HDQRS. LOUISIANA STATE ARMY, Numbers 2.

Executive Office, Shreveport, March 16, 1864.

The movements expected to be made by the enemy in this quarter will require the service in the field of every son of Louisiana. In this condition of public affairs the good citizen will lay aside every selfish and unworthy consideration and devote his whole care and attention to the public defense. At the call of the Executive the merchant must be ready to leave his clouting-room, the farmer his plow, the mechanic his tools, and men of other classes of labor their pursuits, to join with heart and hand in co-operation with the forces of the Confederacy to support the independence and liberties of the South. Every person in Louisiana liable to militia duty will hold himself in readiness at a minute's call for the defense of the State. Enrolling officers in the several parishes will rectify their enrollment so as embrace all persons now liable to duty. Captains of militia companies in the several parishes of the State will have their companies prepared to march instantly, on order, to the place of general rendezvous, which may be designated by the Governor. For the present the militiamen of the State will provide their own fire-arms. The Commander-in-Chief confidently expects that the citizens of Louisiana within her borders will emulate the manly virtues displayed by their brethren on the distant fields of the Republic, and manifest their devotion to the great cause of the South by a gallant defense of their homes and firesides.

HENRY W. ALLEN,

Governor and Commander-in-Chief of Louisiana.

GENERAL ORDERS,

HEADQUARTERS DISTRICT OF ARKANSAS, Numbers 22.

Camden, march 16, 1864.

The undersigned relinquishes command of the District of Arkansas. In taking leave of the troops and people with whom I have been so long associated I cannot refrain, in the name of our country, from asking at your hands a full and thorough co-operation in the views and plans of my successor. Nothing short of this will enable him to bring to his duty the full measure of his strength. No man knows better than myself how perfectly the most honest and zealous endeavors may be paralyzed by a want of confidence, and hence, in leaving Arkansas, I call upon you in her name to sustain him.

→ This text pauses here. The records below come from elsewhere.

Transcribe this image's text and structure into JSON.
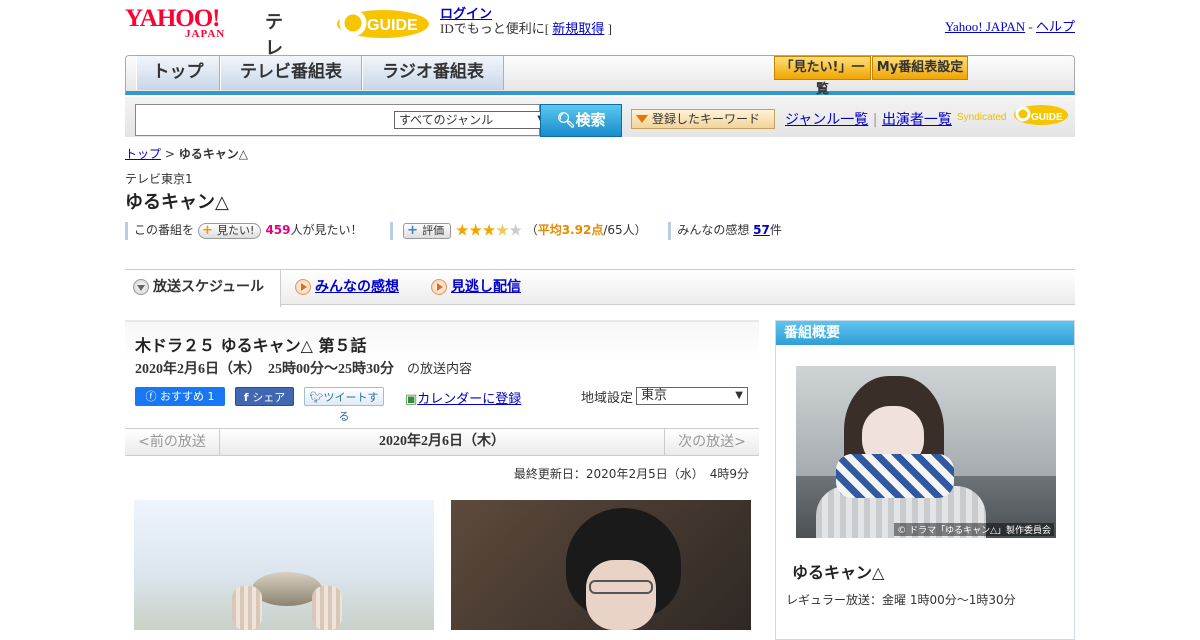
{
  "header": {
    "yahoo": "YAHOO!",
    "japan": "JAPAN",
    "tv": "テレビ",
    "gguide": "GUIDE",
    "login": "ログイン",
    "login_sub_prefix": "IDでもっと便利に[ ",
    "signup": "新規取得",
    "login_sub_suffix": " ]",
    "yj_link": "Yahoo! JAPAN",
    "sep": " - ",
    "help": "ヘルプ"
  },
  "nav": {
    "tabs": [
      "トップ",
      "テレビ番組表",
      "ラジオ番組表"
    ],
    "btn_watchlist": "「見たい!」一覧",
    "btn_mylist": "My番組表設定"
  },
  "search": {
    "genre": "すべてのジャンル",
    "button": "検索",
    "keyword_btn": "登録したキーワード",
    "genre_list": "ジャンル一覧",
    "divider": "|",
    "cast_list": "出演者一覧",
    "syndicated": "Syndicated"
  },
  "breadcrumb": {
    "top": "トップ",
    "sep": " > ",
    "current": "ゆるキャン△"
  },
  "program": {
    "station": "テレビ東京1",
    "title": "ゆるキャン△",
    "want_prefix": "この番組を",
    "want_btn": "見たい!",
    "want_count": "459",
    "want_suffix": "人が見たい！",
    "rate_btn": "評価",
    "rating": 3.92,
    "rating_text": "平均3.92点",
    "rating_paren_open": "（",
    "rating_votes": "/65人）",
    "review_prefix": "みんなの感想",
    "review_count": "57",
    "review_suffix": "件"
  },
  "section_tabs": [
    "放送スケジュール",
    "みんなの感想",
    "見逃し配信"
  ],
  "episode": {
    "title": "木ドラ２５ ゆるキャン△ 第５話",
    "date": "2020年2月6日（木）　25時00分～25時30分",
    "date_suffix": "の放送内容",
    "fb_like": "おすすめ 1",
    "fb_share": "シェア",
    "tweet": "ツイートする",
    "calendar": "カレンダーに登録",
    "region_label": "地域設定",
    "region": "東京",
    "prev": "<前の放送",
    "current": "2020年2月6日（木）",
    "next": "次の放送>",
    "updated": "最終更新日：2020年2月5日（水）　4時9分"
  },
  "sidebar": {
    "heading": "番組概要",
    "img_caption": "© ドラマ「ゆるキャン△」製作委員会",
    "title": "ゆるキャン△",
    "regular": "レギュラー放送：金曜 1時00分～1時30分"
  },
  "colors": {
    "accent": "#3399cc",
    "brand_red": "#ff0033",
    "star": "#f0a600",
    "count": "#e4007f"
  }
}
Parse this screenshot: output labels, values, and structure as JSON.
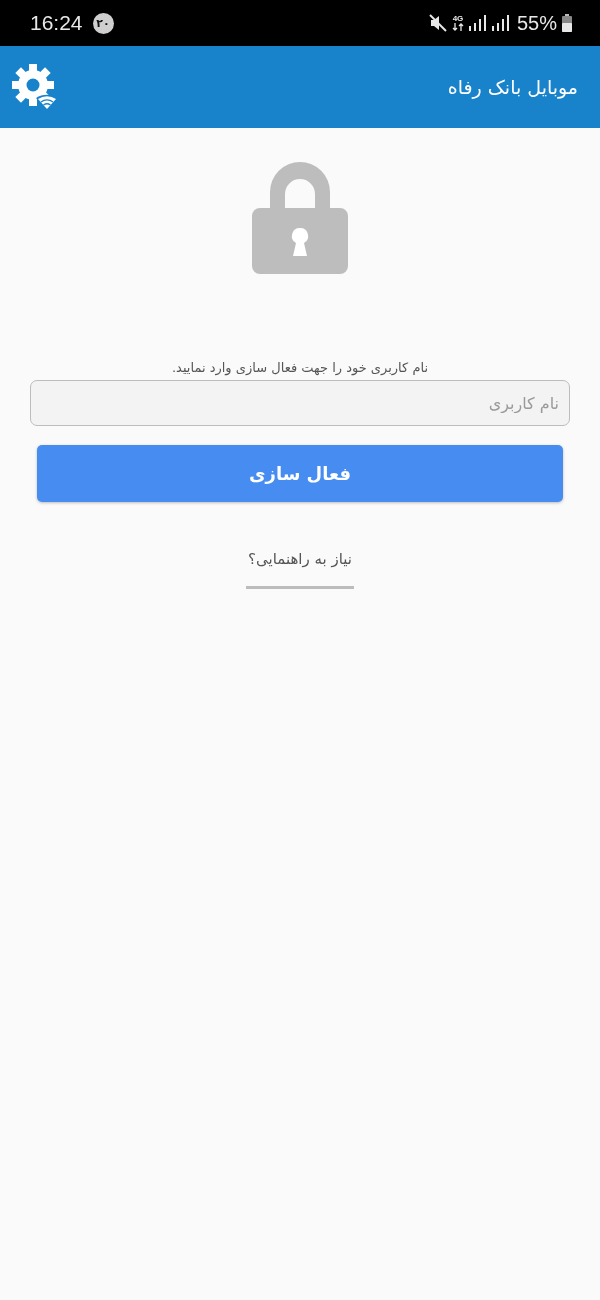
{
  "status_bar": {
    "time": "16:24",
    "badge": "۲۰",
    "network": "4G",
    "battery": "55%"
  },
  "app_bar": {
    "title": "موبایل بانک رفاه"
  },
  "form": {
    "instruction": "نام کاربری خود را جهت فعال سازی وارد نمایید.",
    "username": {
      "placeholder": "نام کاربری"
    },
    "submit": "فعال سازی",
    "help_link": "نیاز به راهنمایی؟"
  }
}
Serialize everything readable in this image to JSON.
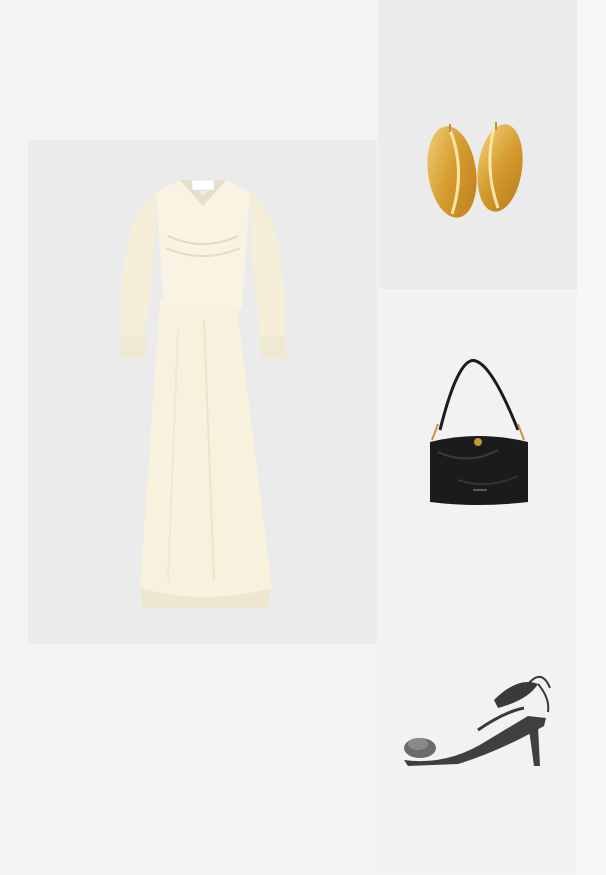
{
  "layout_name": "outfit-collage",
  "products": [
    {
      "id": "dress",
      "icon": "dress-icon",
      "color": "#f6f0dc"
    },
    {
      "id": "earrings",
      "icon": "earring-icon",
      "color": "#d9a63c"
    },
    {
      "id": "bag",
      "icon": "handbag-icon",
      "color": "#1b1b1d"
    },
    {
      "id": "sandals",
      "icon": "sandal-icon",
      "color": "#3f3f42"
    }
  ],
  "bag_logo_text": "",
  "dress_label_text": ""
}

TH. H. HOLMES,

Lieutenant-General.

GENERAL ORDERS,

HEADQUARTERS DISTRICT OF ARKANSAS, Numbers 23.

Camden, March 16, 1864.

Lieutenant General Theophilus H. Holmes having been relieved at his own request, the command of the District of Arkansas thereby devolves upon and is assumed by the undersigned.

STERLING PRICE,

Major-General, Commanding.